Citrix has replaced its CEO Kirill Tatarinov with its CFO, David Henshall, only a little over a year into Tatarinov’s tenure, suggesting a greater focus on profit, according to Mizuho, as it goes through a “transition to cloud.”
Shares of enterprise software provider Citrix Systems (CTXS) are down $2.93, or almost 4%, at $77, in late trading, after the company this afternoon said that its chief financial officer, David Henshall, will become its new CEO, replacing Kirill Tatarinov, who was appointed in January of last year, as part of an effort to speed up Citrix’s “transformation to a cloud-based subscription business.”
The announcement appears to have been a surprise to the Street.
In one of the first notes of coverage tonight, RBC Capital‘s Matthew Hedberg called this “an unexpected move.” Mizuho‘s Abhey Lamba, a bull on the stock, writes that the change suggests a greater focus on profit at the company.
Citrix affirmed its outlook for the June-ending Q2, expecting revenue of $658 million to $695 million, and EPS of 70 cents to 74 cents.
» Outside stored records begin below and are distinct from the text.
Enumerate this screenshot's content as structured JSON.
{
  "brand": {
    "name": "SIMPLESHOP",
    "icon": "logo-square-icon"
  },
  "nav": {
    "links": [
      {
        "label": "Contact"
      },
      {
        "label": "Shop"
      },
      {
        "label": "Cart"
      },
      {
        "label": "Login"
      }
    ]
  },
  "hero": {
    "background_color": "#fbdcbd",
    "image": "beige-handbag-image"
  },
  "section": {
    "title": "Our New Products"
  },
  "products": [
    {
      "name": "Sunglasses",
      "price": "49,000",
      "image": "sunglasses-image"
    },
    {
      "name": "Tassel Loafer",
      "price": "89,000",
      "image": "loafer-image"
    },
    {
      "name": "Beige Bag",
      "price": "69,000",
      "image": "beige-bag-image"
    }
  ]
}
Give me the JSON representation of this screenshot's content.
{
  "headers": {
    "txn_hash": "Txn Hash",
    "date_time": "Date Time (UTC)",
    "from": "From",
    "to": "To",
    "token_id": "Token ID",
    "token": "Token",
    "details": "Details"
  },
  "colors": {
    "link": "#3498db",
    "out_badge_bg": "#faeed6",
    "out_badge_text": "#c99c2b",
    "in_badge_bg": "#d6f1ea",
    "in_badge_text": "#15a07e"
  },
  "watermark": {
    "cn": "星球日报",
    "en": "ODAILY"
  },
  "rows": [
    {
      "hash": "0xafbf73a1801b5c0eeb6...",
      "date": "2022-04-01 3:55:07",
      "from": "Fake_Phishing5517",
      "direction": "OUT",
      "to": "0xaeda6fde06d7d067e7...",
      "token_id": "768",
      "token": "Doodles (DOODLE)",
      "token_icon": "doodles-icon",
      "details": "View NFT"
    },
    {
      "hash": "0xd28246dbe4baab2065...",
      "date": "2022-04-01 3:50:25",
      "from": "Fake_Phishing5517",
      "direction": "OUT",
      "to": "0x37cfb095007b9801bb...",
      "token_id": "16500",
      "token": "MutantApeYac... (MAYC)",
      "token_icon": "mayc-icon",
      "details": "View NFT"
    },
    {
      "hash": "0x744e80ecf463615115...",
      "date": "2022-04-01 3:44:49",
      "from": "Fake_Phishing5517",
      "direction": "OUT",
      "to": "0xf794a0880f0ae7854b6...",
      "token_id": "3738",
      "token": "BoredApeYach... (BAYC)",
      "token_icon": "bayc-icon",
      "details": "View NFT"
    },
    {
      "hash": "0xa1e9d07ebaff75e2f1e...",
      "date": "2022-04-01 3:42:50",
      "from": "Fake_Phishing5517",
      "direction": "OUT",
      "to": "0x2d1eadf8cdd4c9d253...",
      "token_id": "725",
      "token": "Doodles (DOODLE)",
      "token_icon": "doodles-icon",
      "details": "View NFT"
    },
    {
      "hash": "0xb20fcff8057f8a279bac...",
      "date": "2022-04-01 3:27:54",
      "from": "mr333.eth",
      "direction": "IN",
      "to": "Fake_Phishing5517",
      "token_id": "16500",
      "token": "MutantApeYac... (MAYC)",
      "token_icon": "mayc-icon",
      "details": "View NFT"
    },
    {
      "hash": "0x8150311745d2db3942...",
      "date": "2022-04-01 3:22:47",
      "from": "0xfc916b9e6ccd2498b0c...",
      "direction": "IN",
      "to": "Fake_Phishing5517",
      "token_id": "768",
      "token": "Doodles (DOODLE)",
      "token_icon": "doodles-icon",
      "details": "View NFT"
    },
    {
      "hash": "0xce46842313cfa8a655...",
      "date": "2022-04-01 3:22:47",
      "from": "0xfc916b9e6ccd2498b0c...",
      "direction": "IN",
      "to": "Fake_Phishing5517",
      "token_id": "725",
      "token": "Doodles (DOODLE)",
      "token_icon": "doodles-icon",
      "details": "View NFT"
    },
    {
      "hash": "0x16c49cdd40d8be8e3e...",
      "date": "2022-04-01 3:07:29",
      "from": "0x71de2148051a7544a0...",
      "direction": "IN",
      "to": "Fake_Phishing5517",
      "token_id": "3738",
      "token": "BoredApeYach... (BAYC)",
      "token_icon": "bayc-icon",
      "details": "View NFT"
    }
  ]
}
Citrix is scheduled to report results on July 26th, after close of market.
Citrix’s chairman, Robert Calderoni, called Henshall, who has served as CFO since 2003, a “proven leader who knows our company inside and out.” He thanked Tatarinov for the “progress” under his “leadership” that Calderoni said “positioned Citrix well for the next phase of its corporate transformation.”
Mark Coyle, the senior VP for finance, will serve as CFO while a full-time replacement is sought, said Citrix.
Citrix also said its board of directors has created “an Operations and Capital Committee” to provide advice “on a comprehensive review of opportunities to drive margin expansion and return capital to shareholders.”